Gita Frankel had seen the Earth’s surface crack open and Hell slither out.
As a teenager, she was stolen away from her life in Poland when World War II hit. She went through 5½ years of ghettos, concentration camps, labor camps and the March of Death. She watched her father die to protect her younger brother. Her older brother starved to death in her arms. She protected her mother from Nazi physician, Dr. Josef Mengele.
Frankel, who died July 25 at 94, immigrated to the United States with her late husband and two children in 1957, where she and her family moved to Cleveland Heights to be close to her mother. Frankel eventually moved to University Heights and attended Green Road Synagogue in Beachwood.
Instead of letting her experiences exist solely in her mind as blood-stained memories, Frankel decided to share her stories after many years with help from the late Leatrice Rabinsky, a former Cleveland Heights High School English and Holocaust studies teacher.
She spoke to students at schools, Ohio’s governor and state employees in Columbus, and a crowd at the U.S. Holocaust Memorial Museum in Washington, D.C., said Francine Schlachet, Frankel’s daughter who lives in Florida.
“She finally felt she found her reason for surviving the war was to speak to everybody and anybody,” Schlachet said. “She went to small town USA, where people said they’d never seen a Jew. She’s really spoken everywhere. She had letters by the hundreds, written to her after her speaking engagements from students who were so moved by her stories.”
Turning on her mind’s projector for all to see wasn’t an easy process for Frankel, Schlachet recalled.
“Every time my mother spoke, she would come home and say, ‘I don’t know how much longer I can do this,’” Schlachet said. “‘I feel that every time I speak, I’m reliving the experience, and it’s very hard.’ She would have migraine headaches, and it would really take her a while to recover. Then there she was again, going out there and feeling, ‘This is what I have to do.’”
The Gita Frankel Scholarship was created in her name in 2014 at Cleveland Heights High School to honor a student who demonstrates exemplary community service during the school year they took the Lessons of the Holocaust class.
Before Frankel devoted her time to telling her story, she worked at the Jewish Federation of Cleveland as its kitchen supervisor for 35 years.
Stephen H. Hoffman, former president of the Federation, warmly remembered “Mrs. Frankel,” as he called her, as a woman whose warm, inviting personality matched the food she prepared.

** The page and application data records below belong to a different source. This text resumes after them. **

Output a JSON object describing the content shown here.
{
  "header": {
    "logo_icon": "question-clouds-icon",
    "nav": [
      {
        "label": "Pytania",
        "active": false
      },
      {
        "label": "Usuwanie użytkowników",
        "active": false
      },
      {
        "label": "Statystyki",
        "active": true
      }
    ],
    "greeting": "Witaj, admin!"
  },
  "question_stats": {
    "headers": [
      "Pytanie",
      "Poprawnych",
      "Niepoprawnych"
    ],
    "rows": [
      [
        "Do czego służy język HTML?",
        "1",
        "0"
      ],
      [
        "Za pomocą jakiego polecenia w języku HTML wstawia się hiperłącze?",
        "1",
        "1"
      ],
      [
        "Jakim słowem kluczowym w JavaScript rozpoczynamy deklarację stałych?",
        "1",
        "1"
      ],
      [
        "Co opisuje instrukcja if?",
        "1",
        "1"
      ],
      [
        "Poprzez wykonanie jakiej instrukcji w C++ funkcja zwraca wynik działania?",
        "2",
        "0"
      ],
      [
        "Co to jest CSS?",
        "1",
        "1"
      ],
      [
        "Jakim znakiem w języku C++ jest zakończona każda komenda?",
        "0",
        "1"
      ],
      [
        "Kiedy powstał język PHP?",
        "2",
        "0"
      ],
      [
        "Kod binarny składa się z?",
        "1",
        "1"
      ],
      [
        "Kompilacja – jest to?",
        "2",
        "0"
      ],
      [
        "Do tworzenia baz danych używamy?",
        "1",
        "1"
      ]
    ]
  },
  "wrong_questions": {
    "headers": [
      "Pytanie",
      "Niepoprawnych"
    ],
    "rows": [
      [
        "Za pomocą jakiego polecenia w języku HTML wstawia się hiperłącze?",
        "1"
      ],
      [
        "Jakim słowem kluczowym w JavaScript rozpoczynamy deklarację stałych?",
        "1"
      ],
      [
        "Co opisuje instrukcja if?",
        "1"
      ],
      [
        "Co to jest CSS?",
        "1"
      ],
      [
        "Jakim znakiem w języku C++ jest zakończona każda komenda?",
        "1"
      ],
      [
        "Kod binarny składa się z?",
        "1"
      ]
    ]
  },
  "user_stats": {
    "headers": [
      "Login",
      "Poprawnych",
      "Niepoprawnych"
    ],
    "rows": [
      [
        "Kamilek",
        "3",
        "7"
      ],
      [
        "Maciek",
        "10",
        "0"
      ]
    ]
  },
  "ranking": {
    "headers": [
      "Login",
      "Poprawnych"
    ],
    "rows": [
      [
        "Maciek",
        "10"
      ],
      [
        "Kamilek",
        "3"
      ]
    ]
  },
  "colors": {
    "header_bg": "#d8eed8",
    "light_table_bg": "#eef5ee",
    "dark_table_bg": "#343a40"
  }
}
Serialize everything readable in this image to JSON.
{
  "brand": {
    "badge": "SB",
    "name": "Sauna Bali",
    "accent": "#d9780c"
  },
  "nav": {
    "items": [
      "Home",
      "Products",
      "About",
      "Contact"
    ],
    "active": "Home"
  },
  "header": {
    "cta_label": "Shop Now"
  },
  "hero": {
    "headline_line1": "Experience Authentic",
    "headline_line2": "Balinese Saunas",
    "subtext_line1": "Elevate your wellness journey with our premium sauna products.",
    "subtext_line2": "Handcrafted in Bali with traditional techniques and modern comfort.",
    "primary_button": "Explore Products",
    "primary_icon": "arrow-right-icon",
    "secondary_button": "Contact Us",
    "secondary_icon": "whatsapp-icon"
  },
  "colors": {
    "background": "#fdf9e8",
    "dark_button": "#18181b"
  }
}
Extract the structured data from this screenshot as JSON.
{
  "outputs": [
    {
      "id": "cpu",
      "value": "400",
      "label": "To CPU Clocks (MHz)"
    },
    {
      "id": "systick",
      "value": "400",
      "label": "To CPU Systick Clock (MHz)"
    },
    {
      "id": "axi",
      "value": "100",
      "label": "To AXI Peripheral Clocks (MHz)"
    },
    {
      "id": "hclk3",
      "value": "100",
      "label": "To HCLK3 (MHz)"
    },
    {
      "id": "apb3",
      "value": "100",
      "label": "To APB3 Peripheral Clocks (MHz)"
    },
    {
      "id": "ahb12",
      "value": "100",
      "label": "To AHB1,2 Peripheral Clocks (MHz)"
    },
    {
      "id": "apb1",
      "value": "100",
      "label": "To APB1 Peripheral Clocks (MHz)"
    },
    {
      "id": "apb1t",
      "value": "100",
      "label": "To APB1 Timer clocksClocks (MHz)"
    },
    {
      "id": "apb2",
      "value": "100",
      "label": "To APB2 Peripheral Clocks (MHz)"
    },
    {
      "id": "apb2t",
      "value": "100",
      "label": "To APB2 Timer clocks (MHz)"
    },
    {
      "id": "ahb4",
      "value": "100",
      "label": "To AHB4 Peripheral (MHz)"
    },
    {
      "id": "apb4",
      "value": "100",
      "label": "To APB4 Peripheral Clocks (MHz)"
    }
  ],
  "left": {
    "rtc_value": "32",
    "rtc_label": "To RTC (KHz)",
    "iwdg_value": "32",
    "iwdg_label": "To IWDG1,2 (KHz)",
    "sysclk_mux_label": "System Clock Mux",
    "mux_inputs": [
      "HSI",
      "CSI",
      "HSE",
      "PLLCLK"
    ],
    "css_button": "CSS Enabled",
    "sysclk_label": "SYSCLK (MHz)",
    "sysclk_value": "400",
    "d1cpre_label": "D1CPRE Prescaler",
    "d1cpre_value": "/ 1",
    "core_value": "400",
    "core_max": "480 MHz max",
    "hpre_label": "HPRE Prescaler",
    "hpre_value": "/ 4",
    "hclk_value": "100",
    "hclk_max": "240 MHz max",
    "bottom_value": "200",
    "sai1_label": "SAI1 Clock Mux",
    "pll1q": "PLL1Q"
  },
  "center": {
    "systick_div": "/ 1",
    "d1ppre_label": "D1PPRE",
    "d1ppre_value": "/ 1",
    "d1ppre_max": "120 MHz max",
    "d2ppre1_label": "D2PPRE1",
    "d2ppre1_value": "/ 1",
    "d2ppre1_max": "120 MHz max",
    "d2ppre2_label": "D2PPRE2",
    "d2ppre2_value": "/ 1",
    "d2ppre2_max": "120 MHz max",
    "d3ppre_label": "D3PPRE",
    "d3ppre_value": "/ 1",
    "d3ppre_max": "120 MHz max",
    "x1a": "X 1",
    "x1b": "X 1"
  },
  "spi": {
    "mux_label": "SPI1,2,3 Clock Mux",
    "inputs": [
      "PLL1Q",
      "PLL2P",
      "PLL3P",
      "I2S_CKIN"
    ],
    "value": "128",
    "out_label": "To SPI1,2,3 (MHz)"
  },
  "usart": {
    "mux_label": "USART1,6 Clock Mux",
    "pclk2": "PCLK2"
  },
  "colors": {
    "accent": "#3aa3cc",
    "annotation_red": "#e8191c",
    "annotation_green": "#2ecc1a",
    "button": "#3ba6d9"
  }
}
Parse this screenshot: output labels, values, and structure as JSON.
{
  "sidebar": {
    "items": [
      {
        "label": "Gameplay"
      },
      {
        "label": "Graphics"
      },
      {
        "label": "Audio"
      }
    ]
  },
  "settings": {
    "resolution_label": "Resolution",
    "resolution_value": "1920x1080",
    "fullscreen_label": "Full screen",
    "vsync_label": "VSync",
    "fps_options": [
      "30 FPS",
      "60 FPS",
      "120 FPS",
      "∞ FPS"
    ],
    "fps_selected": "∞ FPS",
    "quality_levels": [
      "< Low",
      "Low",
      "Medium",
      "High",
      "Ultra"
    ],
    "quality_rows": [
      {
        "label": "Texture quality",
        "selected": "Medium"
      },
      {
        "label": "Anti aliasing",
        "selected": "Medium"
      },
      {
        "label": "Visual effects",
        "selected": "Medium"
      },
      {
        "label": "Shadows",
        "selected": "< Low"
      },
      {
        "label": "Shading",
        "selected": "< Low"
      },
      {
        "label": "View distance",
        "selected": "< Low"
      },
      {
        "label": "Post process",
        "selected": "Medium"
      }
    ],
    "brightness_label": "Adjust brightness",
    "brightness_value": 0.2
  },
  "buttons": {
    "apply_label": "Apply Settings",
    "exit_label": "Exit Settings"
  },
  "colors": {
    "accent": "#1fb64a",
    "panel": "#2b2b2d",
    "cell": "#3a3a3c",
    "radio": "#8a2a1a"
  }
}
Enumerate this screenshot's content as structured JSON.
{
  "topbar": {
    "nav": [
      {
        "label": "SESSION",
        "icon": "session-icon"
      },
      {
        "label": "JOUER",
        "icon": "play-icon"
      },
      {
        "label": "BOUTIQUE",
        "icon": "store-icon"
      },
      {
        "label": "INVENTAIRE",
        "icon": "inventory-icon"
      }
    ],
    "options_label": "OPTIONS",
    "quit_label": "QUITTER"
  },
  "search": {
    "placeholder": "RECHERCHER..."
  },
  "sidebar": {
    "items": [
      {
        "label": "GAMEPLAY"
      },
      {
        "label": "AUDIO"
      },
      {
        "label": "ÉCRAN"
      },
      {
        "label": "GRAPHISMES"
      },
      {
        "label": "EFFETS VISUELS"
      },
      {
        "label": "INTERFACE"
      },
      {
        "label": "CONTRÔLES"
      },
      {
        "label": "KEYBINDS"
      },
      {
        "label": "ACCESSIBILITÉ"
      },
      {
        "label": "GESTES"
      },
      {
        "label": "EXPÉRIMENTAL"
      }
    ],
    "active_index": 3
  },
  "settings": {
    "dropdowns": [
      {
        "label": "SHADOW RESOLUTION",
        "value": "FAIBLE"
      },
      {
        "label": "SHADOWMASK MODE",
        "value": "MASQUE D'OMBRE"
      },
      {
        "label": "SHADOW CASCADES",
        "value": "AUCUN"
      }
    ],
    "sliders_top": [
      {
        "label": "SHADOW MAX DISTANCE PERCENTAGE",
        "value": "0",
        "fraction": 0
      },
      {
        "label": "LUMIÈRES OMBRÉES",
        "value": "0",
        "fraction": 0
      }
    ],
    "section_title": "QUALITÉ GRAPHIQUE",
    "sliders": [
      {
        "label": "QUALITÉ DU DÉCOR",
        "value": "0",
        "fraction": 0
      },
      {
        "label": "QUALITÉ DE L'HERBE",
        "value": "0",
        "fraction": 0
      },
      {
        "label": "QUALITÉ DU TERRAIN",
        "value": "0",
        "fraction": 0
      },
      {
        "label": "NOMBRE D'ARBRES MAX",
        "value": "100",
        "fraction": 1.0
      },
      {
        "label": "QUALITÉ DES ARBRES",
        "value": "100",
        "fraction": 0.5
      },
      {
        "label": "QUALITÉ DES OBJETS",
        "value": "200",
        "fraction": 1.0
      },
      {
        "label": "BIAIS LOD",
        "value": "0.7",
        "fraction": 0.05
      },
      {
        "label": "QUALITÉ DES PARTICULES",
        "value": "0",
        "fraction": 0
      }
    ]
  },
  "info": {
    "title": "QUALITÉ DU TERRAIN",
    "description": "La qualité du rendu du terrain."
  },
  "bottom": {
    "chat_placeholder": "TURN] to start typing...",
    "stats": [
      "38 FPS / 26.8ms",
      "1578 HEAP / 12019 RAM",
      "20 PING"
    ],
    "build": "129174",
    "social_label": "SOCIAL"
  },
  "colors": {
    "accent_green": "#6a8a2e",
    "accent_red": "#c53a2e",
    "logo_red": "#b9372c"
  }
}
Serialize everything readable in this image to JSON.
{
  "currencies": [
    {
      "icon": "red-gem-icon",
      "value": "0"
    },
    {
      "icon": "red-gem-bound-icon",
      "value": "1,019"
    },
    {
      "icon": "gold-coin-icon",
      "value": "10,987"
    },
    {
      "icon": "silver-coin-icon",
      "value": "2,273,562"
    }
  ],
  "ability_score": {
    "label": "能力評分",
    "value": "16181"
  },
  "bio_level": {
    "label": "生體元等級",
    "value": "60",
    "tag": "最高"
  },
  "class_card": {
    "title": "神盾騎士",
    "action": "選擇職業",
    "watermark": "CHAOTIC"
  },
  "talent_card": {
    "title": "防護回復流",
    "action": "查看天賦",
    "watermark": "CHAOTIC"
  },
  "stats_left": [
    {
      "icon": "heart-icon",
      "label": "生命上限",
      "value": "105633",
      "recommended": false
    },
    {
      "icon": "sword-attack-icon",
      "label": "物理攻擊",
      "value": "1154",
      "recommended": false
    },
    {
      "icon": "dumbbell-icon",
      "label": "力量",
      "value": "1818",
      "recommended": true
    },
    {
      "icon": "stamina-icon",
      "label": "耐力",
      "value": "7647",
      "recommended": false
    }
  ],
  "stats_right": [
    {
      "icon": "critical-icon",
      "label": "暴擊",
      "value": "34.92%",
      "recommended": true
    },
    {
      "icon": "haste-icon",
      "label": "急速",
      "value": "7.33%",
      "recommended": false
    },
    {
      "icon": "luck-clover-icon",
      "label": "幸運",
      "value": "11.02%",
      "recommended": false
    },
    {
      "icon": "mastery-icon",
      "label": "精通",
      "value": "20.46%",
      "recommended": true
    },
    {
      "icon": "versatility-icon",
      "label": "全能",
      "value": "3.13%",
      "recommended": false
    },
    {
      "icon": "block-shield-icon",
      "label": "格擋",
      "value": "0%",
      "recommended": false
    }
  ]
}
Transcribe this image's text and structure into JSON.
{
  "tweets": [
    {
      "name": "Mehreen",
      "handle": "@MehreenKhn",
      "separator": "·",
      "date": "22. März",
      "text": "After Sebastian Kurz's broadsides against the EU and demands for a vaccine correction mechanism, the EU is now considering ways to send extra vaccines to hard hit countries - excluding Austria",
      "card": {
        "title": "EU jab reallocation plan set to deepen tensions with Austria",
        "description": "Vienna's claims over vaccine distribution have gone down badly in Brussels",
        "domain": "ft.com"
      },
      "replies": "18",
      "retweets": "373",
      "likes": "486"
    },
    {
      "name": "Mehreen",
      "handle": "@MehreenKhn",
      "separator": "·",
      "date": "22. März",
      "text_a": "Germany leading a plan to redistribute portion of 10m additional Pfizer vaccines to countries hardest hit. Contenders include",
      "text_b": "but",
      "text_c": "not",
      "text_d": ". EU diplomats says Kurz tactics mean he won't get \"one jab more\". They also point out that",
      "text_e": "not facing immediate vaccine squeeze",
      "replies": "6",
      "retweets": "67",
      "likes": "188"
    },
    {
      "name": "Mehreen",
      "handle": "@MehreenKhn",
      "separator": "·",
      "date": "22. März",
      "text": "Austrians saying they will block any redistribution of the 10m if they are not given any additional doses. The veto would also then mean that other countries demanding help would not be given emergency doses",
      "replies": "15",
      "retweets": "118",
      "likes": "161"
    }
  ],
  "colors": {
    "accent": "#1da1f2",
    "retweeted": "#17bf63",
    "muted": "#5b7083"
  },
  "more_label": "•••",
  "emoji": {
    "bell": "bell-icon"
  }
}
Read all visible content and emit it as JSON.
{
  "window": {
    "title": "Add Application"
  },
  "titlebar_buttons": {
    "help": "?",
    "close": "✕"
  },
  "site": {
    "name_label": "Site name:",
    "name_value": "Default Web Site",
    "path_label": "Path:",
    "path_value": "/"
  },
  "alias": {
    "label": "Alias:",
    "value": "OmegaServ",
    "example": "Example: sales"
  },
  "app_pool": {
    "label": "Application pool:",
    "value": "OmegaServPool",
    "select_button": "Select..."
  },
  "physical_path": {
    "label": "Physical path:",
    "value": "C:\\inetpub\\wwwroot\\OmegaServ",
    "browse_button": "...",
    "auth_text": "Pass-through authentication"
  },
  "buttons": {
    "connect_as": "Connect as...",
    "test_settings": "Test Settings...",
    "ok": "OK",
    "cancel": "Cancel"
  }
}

“Mrs. Frankel made 1750 Euclid Ave. feel like family when people came to lunch,” Hoffman said. “It was like you were invited into her home, and she was putting out the spread for you.”
Hoffman remains thankful for the years he spent learning from Frankel until she retired in 2000.
“She was never just a cook,” Hoffman said. “She was just a force of nature, very energetic and very hard working. She made sure that several new generations would know that the Holocaust was real, there were horrible consequences of it, there are lessons to learn and things we need to do better as people.”
As a Holocaust survivor, Schlachet said her mother did two things she never thought she’d do: she lived to tell her story and had a Jewish family she loved more than life., Schlachet said.
“(Telling her experience) meant that, ‘I survived and you, Hitler, did not,’” Schlachet said. “‘I have gone on and created a family to carry on who I am. You didn’t kill us. You didn’t annihilate us.’”